Winter cutworm is a new pest threat in this region. It has a wide host range and can be very destructive because it moves and feeds in large masses, similar to armyworms. As the name implies, cutworms are active during the winter, and therefore can affect perennial and fall-seeded crops including legume and grass cover… Continue reading

AUGUST 2018 – EDITS to the original (FEB 2018) post Ok, now that I’ve got your attention… The subject line is a playful way to introduce you to Apamea devastator, although the damage it can do is no laughing matter. This species overwinters as mature larvae, and I found some south of Corvallis just last… Continue reading

Cutworms and Armyworms of the PNW: Mythimna unipuncta, Dargida procintus, Dargida diffusa, Spodoptera praefica, Mamestra configurata, Apamea cogitata, Peridroma saucia  Slides advance ~ e. 5 seconds. Hover mouse to pause Scientific Name: Noctua pronuba Common Names:                Large Yellow Underwing (adult)                Winter Cutworm (larvae)  Slides advance ~ e. 5 seconds. Hover mouse to pause… Continue reading

Now that Fall has officially begun (Sept. 22nd), it’s time to start talking about potential for damage to fall and winter crops from Noctua pronuba, the winter cutworm. According to limited data of N. pronuba activity in this region, there seem to be two flight periods – early spring (Mar-May) and now (Aug-Oct). Adult moths… Continue reading

Proper identification of cutworms and armyworms can be difficult. Most of them hide in the soil during the day and are hard to find. The identifying characteristics mentioned here may not be as prevalent on younger specimens. NEW: A downloadable QUICK GUIDE is available at: Consult the table below to help distinguish between winter… Continue reading

…Could be the name of a Halloween party cover band, don’t you think?

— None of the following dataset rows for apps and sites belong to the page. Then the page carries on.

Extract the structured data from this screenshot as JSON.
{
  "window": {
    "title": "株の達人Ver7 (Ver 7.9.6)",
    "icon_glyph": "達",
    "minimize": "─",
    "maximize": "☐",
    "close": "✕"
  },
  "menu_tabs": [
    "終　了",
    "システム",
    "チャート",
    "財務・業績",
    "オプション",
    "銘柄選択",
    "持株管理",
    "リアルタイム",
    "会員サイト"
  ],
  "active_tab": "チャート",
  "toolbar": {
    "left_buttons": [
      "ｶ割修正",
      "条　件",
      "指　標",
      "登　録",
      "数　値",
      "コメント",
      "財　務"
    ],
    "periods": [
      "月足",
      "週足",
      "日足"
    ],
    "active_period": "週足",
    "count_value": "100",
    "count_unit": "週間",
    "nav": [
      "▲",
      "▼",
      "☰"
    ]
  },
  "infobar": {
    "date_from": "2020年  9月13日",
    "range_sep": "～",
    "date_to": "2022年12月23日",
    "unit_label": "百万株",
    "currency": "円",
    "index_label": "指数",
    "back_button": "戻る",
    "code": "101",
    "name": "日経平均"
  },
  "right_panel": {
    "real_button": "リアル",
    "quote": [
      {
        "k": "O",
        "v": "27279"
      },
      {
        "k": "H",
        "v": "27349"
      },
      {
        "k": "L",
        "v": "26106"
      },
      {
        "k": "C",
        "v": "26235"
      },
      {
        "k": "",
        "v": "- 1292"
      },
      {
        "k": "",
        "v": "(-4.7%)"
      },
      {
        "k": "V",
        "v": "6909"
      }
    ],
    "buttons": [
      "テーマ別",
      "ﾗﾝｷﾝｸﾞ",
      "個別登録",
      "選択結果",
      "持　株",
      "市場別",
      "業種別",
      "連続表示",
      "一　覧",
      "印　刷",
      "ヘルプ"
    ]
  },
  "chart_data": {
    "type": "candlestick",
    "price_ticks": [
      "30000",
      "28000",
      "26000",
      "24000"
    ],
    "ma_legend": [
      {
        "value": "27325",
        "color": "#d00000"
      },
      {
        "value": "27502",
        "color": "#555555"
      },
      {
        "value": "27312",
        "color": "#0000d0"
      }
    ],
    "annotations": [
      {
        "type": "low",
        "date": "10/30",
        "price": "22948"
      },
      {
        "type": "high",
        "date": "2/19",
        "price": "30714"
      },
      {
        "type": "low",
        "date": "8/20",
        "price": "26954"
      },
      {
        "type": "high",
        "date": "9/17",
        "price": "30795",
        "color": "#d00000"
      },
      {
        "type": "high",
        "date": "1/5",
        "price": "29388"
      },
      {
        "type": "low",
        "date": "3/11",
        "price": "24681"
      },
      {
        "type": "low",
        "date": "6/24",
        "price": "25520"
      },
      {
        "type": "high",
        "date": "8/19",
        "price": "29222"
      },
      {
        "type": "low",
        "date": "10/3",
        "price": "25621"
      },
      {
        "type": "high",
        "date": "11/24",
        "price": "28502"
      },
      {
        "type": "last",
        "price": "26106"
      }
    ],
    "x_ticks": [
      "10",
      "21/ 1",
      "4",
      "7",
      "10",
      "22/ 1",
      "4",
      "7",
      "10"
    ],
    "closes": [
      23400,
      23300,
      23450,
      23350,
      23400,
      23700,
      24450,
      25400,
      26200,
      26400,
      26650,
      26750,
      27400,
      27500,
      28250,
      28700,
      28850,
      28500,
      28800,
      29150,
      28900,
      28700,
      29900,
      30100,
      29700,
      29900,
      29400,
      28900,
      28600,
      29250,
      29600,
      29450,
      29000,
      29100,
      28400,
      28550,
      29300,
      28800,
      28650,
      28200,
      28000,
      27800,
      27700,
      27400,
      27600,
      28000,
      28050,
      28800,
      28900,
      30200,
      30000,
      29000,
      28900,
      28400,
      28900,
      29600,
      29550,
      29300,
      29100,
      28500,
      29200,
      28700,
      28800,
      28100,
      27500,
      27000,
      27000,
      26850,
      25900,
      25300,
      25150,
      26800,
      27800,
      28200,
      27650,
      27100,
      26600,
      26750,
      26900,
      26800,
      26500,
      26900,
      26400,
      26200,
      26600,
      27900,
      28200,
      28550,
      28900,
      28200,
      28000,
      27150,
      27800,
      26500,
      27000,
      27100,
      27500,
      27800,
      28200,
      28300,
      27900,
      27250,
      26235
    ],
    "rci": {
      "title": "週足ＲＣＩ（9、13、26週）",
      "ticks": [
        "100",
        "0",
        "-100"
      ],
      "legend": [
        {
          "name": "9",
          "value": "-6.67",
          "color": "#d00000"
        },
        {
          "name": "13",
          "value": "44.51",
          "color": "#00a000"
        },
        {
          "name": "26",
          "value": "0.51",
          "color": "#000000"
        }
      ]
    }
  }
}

But in fact, these are the common names for Pyraloidea adults and larvae, respectively. Pyraloidea is the third largest superfamily of the Lepidoptera, and is comprised of two families – Pyralidae and Crambidae. Together, there are about 16K species worldwide. Within the… Continue reading